===== TASK MATERIAL

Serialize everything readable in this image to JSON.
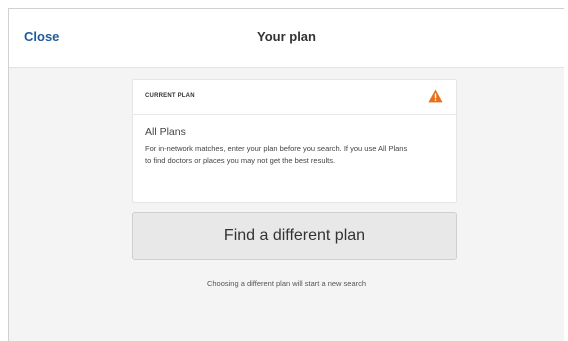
{
  "header": {
    "close_label": "Close",
    "title": "Your plan"
  },
  "card": {
    "label": "CURRENT PLAN",
    "warning_icon": "warning-triangle-icon",
    "warning_color": "#e8701a",
    "plan_name": "All Plans",
    "description": "For in-network matches, enter your plan before you search. If you use All Plans to find doctors or places you may not get the best results."
  },
  "action": {
    "button_label": "Find a different plan",
    "note": "Choosing a different plan will start a new search"
  },
  "colors": {
    "accent": "#1f5c99",
    "background": "#f4f4f4",
    "button_bg": "#e8e8e8"
  }
}
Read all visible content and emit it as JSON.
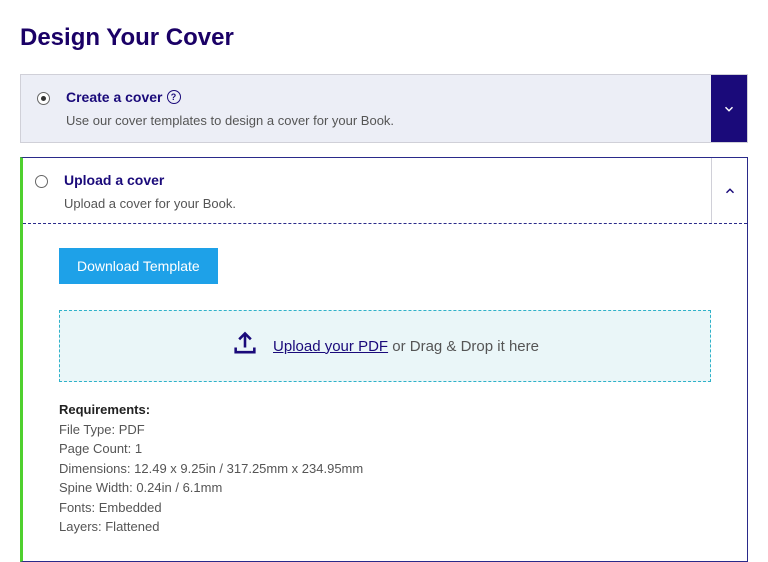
{
  "title": "Design Your Cover",
  "options": {
    "create": {
      "title": "Create a cover",
      "desc": "Use our cover templates to design a cover for your Book."
    },
    "upload": {
      "title": "Upload a cover",
      "desc": "Upload a cover for your Book."
    }
  },
  "buttons": {
    "download_template": "Download Template"
  },
  "dropzone": {
    "link": "Upload your PDF",
    "rest": " or Drag & Drop it here"
  },
  "requirements": {
    "heading": "Requirements:",
    "file_type": "File Type: PDF",
    "page_count": "Page Count: 1",
    "dimensions": "Dimensions: 12.49 x 9.25in / 317.25mm x 234.95mm",
    "spine_width": "Spine Width: 0.24in / 6.1mm",
    "fonts": "Fonts: Embedded",
    "layers": "Layers: Flattened"
  }
}
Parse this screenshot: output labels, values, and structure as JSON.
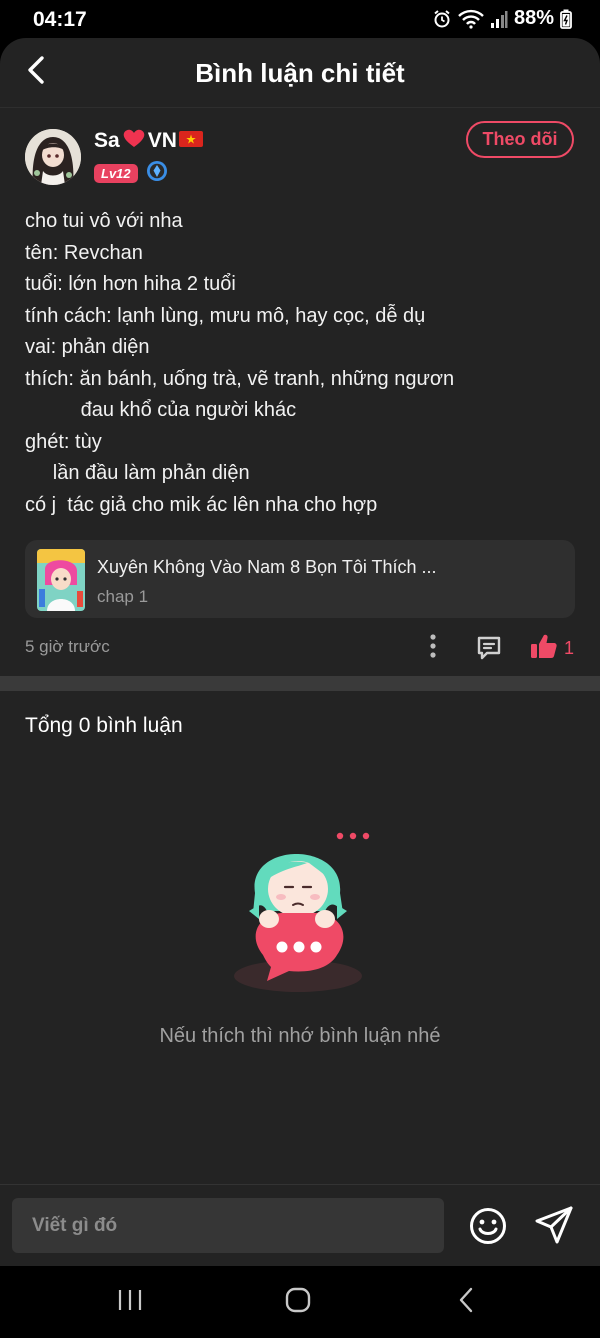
{
  "status_bar": {
    "time": "04:17",
    "battery": "88%",
    "icons": [
      "alarm-icon",
      "wifi-icon",
      "signal-icon",
      "battery-icon"
    ]
  },
  "header": {
    "title": "Bình luận chi tiết",
    "back_icon": "chevron-left-icon"
  },
  "comment": {
    "username": "Sa",
    "username_suffix": "VN",
    "username_emojis": [
      "red-heart",
      "vietnam-flag"
    ],
    "level": "Lv12",
    "follow_label": "Theo dõi",
    "lines": [
      "cho tui vô với nha",
      "tên: Revchan",
      "tuổi: lớn hơn hiha 2 tuổi",
      "tính cách: lạnh lùng, mưu mô, hay cọc, dễ dụ",
      "vai: phản diện",
      "thích: ăn bánh, uống trà, vẽ tranh, những ngươn",
      "          đau khổ của người khác",
      "ghét: tùy",
      "     lần đầu làm phản diện",
      "có j  tác giả cho mik ác lên nha cho hợp"
    ],
    "story": {
      "title": "Xuyên Không Vào Nam 8 Bọn Tôi Thích ...",
      "chapter": "chap 1"
    },
    "time_ago": "5 giờ trước",
    "like_count": "1"
  },
  "replies": {
    "total_label": "Tổng 0 bình luận",
    "empty_message": "Nếu thích thì nhớ bình luận nhé"
  },
  "input": {
    "placeholder": "Viết gì đó"
  },
  "colors": {
    "accent": "#ef4a66",
    "background": "#232323",
    "card": "#2f2f2f",
    "muted_text": "#9a9a9a"
  }
}
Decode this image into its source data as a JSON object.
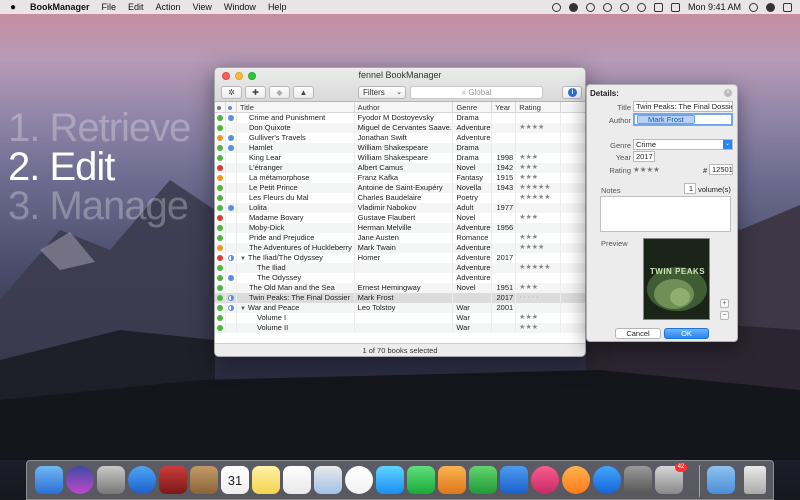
{
  "menubar": {
    "app_name": "BookManager",
    "items": [
      "File",
      "Edit",
      "Action",
      "View",
      "Window",
      "Help"
    ],
    "clock": "Mon 9:41 AM"
  },
  "desktop": {
    "taglines": [
      "1. Retrieve",
      "2. Edit",
      "3. Manage"
    ]
  },
  "window": {
    "title": "fennel BookManager",
    "filters_label": "Filters",
    "search_placeholder": "Global",
    "columns": [
      "Title",
      "Author",
      "Genre",
      "Year",
      "Rating"
    ],
    "rows": [
      {
        "status": "green",
        "flag": "blue",
        "title": "Crime and Punishment",
        "author": "Fyodor M Dostoyevsky",
        "genre": "Drama",
        "year": "",
        "rating": "",
        "indent": 0,
        "tri": ""
      },
      {
        "status": "green",
        "flag": "",
        "title": "Don Quixote",
        "author": "Miguel de Cervantes Saave...",
        "genre": "Adventure",
        "year": "",
        "rating": "★★★★",
        "indent": 0,
        "tri": ""
      },
      {
        "status": "orange",
        "flag": "blue",
        "title": "Gulliver's Travels",
        "author": "Jonathan Swift",
        "genre": "Adventure",
        "year": "",
        "rating": "",
        "indent": 0,
        "tri": ""
      },
      {
        "status": "green",
        "flag": "blue",
        "title": "Hamlet",
        "author": "William Shakespeare",
        "genre": "Drama",
        "year": "",
        "rating": "",
        "indent": 0,
        "tri": ""
      },
      {
        "status": "green",
        "flag": "",
        "title": "King Lear",
        "author": "William Shakespeare",
        "genre": "Drama",
        "year": "1998",
        "rating": "★★★",
        "indent": 0,
        "tri": ""
      },
      {
        "status": "red",
        "flag": "",
        "title": "L'étranger",
        "author": "Albert Camus",
        "genre": "Novel",
        "year": "1942",
        "rating": "★★★",
        "indent": 0,
        "tri": ""
      },
      {
        "status": "orange",
        "flag": "",
        "title": "La métamorphose",
        "author": "Franz Kafka",
        "genre": "Fantasy",
        "year": "1915",
        "rating": "★★★",
        "indent": 0,
        "tri": ""
      },
      {
        "status": "green",
        "flag": "",
        "title": "Le Petit Prince",
        "author": "Antoine de Saint-Exupéry",
        "genre": "Novella",
        "year": "1943",
        "rating": "★★★★★",
        "indent": 0,
        "tri": ""
      },
      {
        "status": "green",
        "flag": "",
        "title": "Les Fleurs du Mal",
        "author": "Charles Baudelaire",
        "genre": "Poetry",
        "year": "",
        "rating": "★★★★★",
        "indent": 0,
        "tri": ""
      },
      {
        "status": "green",
        "flag": "blue",
        "title": "Lolita",
        "author": "Vladimir Nabokov",
        "genre": "Adult",
        "year": "1977",
        "rating": "",
        "indent": 0,
        "tri": ""
      },
      {
        "status": "red",
        "flag": "",
        "title": "Madame Bovary",
        "author": "Gustave Flaubert",
        "genre": "Novel",
        "year": "",
        "rating": "★★★",
        "indent": 0,
        "tri": ""
      },
      {
        "status": "green",
        "flag": "",
        "title": "Moby-Dick",
        "author": "Herman Melville",
        "genre": "Adventure",
        "year": "1956",
        "rating": "",
        "indent": 0,
        "tri": ""
      },
      {
        "status": "green",
        "flag": "",
        "title": "Pride and Prejudice",
        "author": "Jane Austen",
        "genre": "Romance",
        "year": "",
        "rating": "★★★",
        "indent": 0,
        "tri": ""
      },
      {
        "status": "orange",
        "flag": "",
        "title": "The Adventures of Huckleberry Finn",
        "author": "Mark Twain",
        "genre": "Adventure",
        "year": "",
        "rating": "★★★★",
        "indent": 0,
        "tri": ""
      },
      {
        "status": "red",
        "flag": "half",
        "title": "The Iliad/The Odyssey",
        "author": "Homer",
        "genre": "Adventure",
        "year": "2017",
        "rating": "",
        "indent": 0,
        "tri": "▼"
      },
      {
        "status": "green",
        "flag": "",
        "title": "The Iliad",
        "author": "",
        "genre": "Adventure",
        "year": "",
        "rating": "★★★★★",
        "indent": 1,
        "tri": ""
      },
      {
        "status": "green",
        "flag": "blue",
        "title": "The Odyssey",
        "author": "",
        "genre": "Adventure",
        "year": "",
        "rating": "",
        "indent": 1,
        "tri": ""
      },
      {
        "status": "green",
        "flag": "",
        "title": "The Old Man and the Sea",
        "author": "Ernest Hemingway",
        "genre": "Novel",
        "year": "1951",
        "rating": "★★★",
        "indent": 0,
        "tri": ""
      },
      {
        "status": "green",
        "flag": "half",
        "title": "Twin Peaks: The Final Dossier",
        "author": "Mark Frost",
        "genre": "",
        "year": "2017",
        "rating": "· · · · ·",
        "indent": 0,
        "tri": "",
        "selected": true
      },
      {
        "status": "green",
        "flag": "half",
        "title": "War and Peace",
        "author": "Leo Tolstoy",
        "genre": "War",
        "year": "2001",
        "rating": "",
        "indent": 0,
        "tri": "▼"
      },
      {
        "status": "green",
        "flag": "",
        "title": "Volume I",
        "author": "",
        "genre": "War",
        "year": "",
        "rating": "★★★",
        "indent": 1,
        "tri": ""
      },
      {
        "status": "green",
        "flag": "",
        "title": "Volume II",
        "author": "",
        "genre": "War",
        "year": "",
        "rating": "★★★",
        "indent": 1,
        "tri": ""
      }
    ],
    "status_text": "1 of 70 books selected"
  },
  "details": {
    "heading": "Details:",
    "title_label": "Title",
    "title_value": "Twin Peaks: The Final Dossie",
    "author_label": "Author",
    "author_value": "Mark Frost",
    "genre_label": "Genre",
    "genre_value": "Crime",
    "year_label": "Year",
    "year_value": "2017",
    "rating_label": "Rating",
    "rating_value": "★★★★",
    "number_prefix": "#",
    "number_value": "12501",
    "notes_label": "Notes",
    "volumes_count": "1",
    "volumes_label": "volume(s)",
    "preview_label": "Preview",
    "preview_cover_title": "TWIN PEAKS",
    "cancel_label": "Cancel",
    "ok_label": "OK"
  },
  "colors": {
    "green": "#4fb33c",
    "orange": "#f0951e",
    "red": "#d93a2f",
    "blue": "#5b8de6",
    "accent": "#2a84f2"
  },
  "dock": {
    "icons": [
      "finder-icon",
      "siri-icon",
      "launchpad-icon",
      "safari-icon",
      "photo-booth-icon",
      "contacts-icon",
      "calendar-icon",
      "notes-icon",
      "reminders-icon",
      "preview-icon",
      "photos-icon",
      "messages-icon",
      "facetime-icon",
      "pages-icon",
      "numbers-icon",
      "keynote-icon",
      "itunes-icon",
      "ibooks-icon",
      "app-store-icon",
      "system-preferences-icon",
      "bookmanager-icon"
    ],
    "calendar_day": "31",
    "badge_count": "42"
  }
}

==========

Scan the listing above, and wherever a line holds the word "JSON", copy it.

Serialize everything readable in this image to JSON.
Read all visible content and emit it as JSON.
Parse this screenshot: output labels, values, and structure as JSON.
Decode this image into its source data as a JSON object.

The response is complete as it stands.